Exercise materials START

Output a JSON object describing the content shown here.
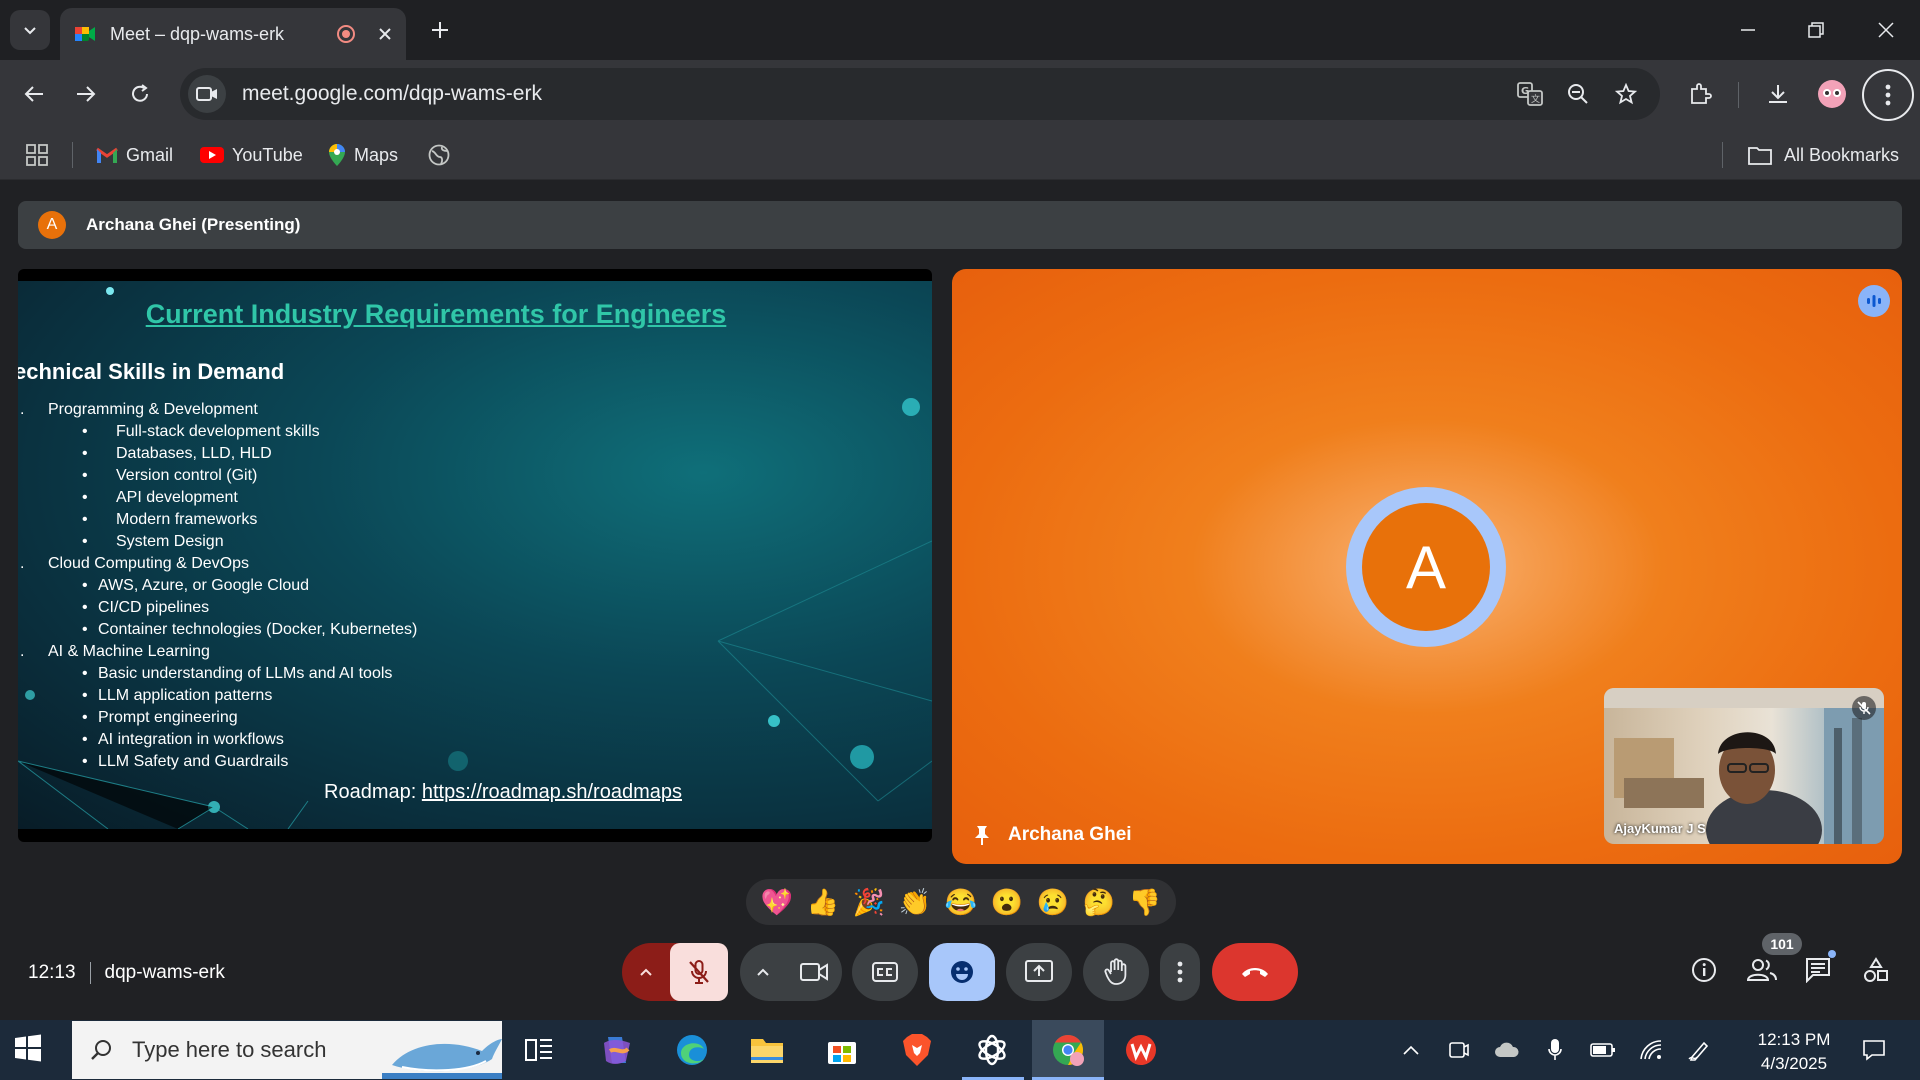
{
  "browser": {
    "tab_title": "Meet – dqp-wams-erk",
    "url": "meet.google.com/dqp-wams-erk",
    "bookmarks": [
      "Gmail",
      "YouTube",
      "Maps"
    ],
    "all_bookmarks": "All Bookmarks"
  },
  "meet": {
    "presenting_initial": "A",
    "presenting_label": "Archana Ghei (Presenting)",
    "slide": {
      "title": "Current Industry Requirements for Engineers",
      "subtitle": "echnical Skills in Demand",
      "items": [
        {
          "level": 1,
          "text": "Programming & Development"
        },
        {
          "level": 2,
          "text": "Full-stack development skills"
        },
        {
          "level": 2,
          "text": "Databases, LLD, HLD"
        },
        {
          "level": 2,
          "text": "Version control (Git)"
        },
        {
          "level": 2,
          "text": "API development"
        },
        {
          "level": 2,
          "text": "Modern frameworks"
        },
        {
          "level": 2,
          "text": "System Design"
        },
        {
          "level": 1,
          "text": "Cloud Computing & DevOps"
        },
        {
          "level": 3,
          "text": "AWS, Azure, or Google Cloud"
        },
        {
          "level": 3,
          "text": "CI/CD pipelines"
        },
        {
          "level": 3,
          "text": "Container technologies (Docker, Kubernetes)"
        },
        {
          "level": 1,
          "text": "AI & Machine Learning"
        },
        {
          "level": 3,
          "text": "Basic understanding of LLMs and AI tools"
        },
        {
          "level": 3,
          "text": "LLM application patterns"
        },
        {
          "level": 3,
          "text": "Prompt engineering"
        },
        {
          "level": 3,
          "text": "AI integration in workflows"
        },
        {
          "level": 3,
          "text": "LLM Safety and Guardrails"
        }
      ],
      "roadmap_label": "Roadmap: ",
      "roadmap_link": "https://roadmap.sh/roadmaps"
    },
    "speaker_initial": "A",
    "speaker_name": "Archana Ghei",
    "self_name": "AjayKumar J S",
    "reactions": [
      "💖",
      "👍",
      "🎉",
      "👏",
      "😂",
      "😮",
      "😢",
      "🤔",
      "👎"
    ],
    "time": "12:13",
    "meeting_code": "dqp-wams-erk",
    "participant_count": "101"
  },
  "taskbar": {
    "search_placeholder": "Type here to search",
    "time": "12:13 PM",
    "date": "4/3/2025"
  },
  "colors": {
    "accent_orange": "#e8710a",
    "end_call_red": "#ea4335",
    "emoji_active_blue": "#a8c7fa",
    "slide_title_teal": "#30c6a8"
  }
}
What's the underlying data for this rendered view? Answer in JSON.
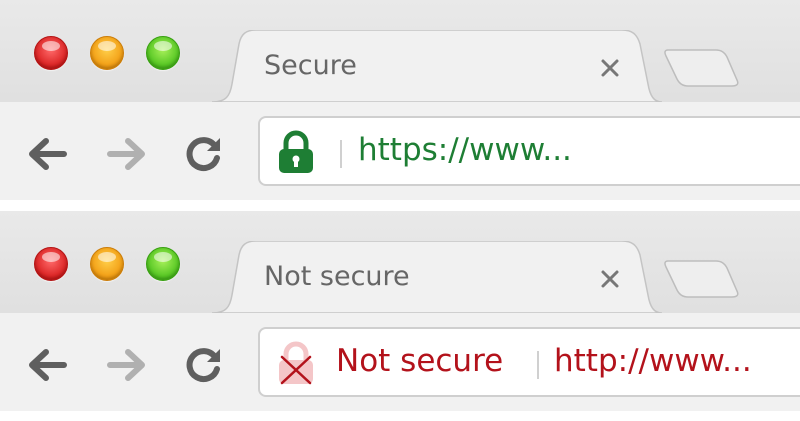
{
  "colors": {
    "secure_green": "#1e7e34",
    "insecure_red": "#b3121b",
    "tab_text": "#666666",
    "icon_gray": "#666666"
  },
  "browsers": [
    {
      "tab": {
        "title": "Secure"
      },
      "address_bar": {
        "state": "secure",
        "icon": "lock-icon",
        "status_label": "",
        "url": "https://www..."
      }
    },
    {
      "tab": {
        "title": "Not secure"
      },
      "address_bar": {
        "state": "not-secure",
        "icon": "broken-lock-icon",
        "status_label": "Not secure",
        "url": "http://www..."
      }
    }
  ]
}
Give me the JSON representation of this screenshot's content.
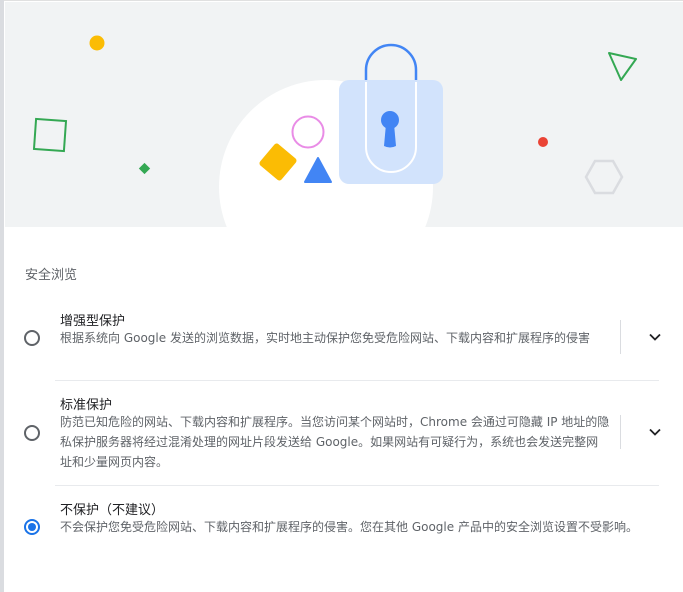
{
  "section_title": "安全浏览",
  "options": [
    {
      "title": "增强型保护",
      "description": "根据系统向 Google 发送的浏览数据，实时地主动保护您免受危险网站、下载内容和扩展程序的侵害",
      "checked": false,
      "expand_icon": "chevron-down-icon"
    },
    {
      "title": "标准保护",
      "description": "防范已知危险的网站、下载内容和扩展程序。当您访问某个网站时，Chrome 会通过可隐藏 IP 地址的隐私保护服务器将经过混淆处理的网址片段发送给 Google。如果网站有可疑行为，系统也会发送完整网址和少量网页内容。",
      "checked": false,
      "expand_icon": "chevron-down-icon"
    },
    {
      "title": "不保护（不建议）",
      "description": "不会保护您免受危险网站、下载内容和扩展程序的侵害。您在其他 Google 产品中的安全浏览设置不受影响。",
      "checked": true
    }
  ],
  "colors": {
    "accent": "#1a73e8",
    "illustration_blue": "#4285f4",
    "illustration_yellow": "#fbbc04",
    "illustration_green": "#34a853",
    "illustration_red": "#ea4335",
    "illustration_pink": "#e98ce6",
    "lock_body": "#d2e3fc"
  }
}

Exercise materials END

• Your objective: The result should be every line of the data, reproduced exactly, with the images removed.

• Reply to the exercise:
Output a JSON object describing the content shown here.
{
  "browser": {
    "tab_title": "Meet – dqp-wams-erk",
    "url": "meet.google.com/dqp-wams-erk",
    "bookmarks": [
      "Gmail",
      "YouTube",
      "Maps"
    ],
    "all_bookmarks": "All Bookmarks"
  },
  "meet": {
    "presenting_initial": "A",
    "presenting_label": "Archana Ghei (Presenting)",
    "slide": {
      "title": "Current Industry Requirements for Engineers",
      "subtitle": "echnical Skills in Demand",
      "items": [
        {
          "level": 1,
          "text": "Programming & Development"
        },
        {
          "level": 2,
          "text": "Full-stack development skills"
        },
        {
          "level": 2,
          "text": "Databases, LLD, HLD"
        },
        {
          "level": 2,
          "text": "Version control (Git)"
        },
        {
          "level": 2,
          "text": "API development"
        },
        {
          "level": 2,
          "text": "Modern frameworks"
        },
        {
          "level": 2,
          "text": "System Design"
        },
        {
          "level": 1,
          "text": "Cloud Computing & DevOps"
        },
        {
          "level": 3,
          "text": "AWS, Azure, or Google Cloud"
        },
        {
          "level": 3,
          "text": "CI/CD pipelines"
        },
        {
          "level": 3,
          "text": "Container technologies (Docker, Kubernetes)"
        },
        {
          "level": 1,
          "text": "AI & Machine Learning"
        },
        {
          "level": 3,
          "text": "Basic understanding of LLMs and AI tools"
        },
        {
          "level": 3,
          "text": "LLM application patterns"
        },
        {
          "level": 3,
          "text": "Prompt engineering"
        },
        {
          "level": 3,
          "text": "AI integration in workflows"
        },
        {
          "level": 3,
          "text": "LLM Safety and Guardrails"
        }
      ],
      "roadmap_label": "Roadmap: ",
      "roadmap_link": "https://roadmap.sh/roadmaps"
    },
    "speaker_initial": "A",
    "speaker_name": "Archana Ghei",
    "self_name": "AjayKumar J S",
    "reactions": [
      "💖",
      "👍",
      "🎉",
      "👏",
      "😂",
      "😮",
      "😢",
      "🤔",
      "👎"
    ],
    "time": "12:13",
    "meeting_code": "dqp-wams-erk",
    "participant_count": "101"
  },
  "taskbar": {
    "search_placeholder": "Type here to search",
    "time": "12:13 PM",
    "date": "4/3/2025"
  },
  "colors": {
    "accent_orange": "#e8710a",
    "end_call_red": "#ea4335",
    "emoji_active_blue": "#a8c7fa",
    "slide_title_teal": "#30c6a8"
  }
}
What's the underlying data for this rendered view? Answer in JSON.
{
  "colors": {
    "secure_green": "#1e7e34",
    "insecure_red": "#b3121b",
    "tab_text": "#666666",
    "icon_gray": "#666666"
  },
  "browsers": [
    {
      "tab": {
        "title": "Secure"
      },
      "address_bar": {
        "state": "secure",
        "icon": "lock-icon",
        "status_label": "",
        "url": "https://www..."
      }
    },
    {
      "tab": {
        "title": "Not secure"
      },
      "address_bar": {
        "state": "not-secure",
        "icon": "broken-lock-icon",
        "status_label": "Not secure",
        "url": "http://www..."
      }
    }
  ]
}
Give me the JSON representation of this screenshot's content.
{
  "section_title": "安全浏览",
  "options": [
    {
      "title": "增强型保护",
      "description": "根据系统向 Google 发送的浏览数据，实时地主动保护您免受危险网站、下载内容和扩展程序的侵害",
      "checked": false,
      "expand_icon": "chevron-down-icon"
    },
    {
      "title": "标准保护",
      "description": "防范已知危险的网站、下载内容和扩展程序。当您访问某个网站时，Chrome 会通过可隐藏 IP 地址的隐私保护服务器将经过混淆处理的网址片段发送给 Google。如果网站有可疑行为，系统也会发送完整网址和少量网页内容。",
      "checked": false,
      "expand_icon": "chevron-down-icon"
    },
    {
      "title": "不保护（不建议）",
      "description": "不会保护您免受危险网站、下载内容和扩展程序的侵害。您在其他 Google 产品中的安全浏览设置不受影响。",
      "checked": true
    }
  ],
  "colors": {
    "accent": "#1a73e8",
    "illustration_blue": "#4285f4",
    "illustration_yellow": "#fbbc04",
    "illustration_green": "#34a853",
    "illustration_red": "#ea4335",
    "illustration_pink": "#e98ce6",
    "lock_body": "#d2e3fc"
  }
}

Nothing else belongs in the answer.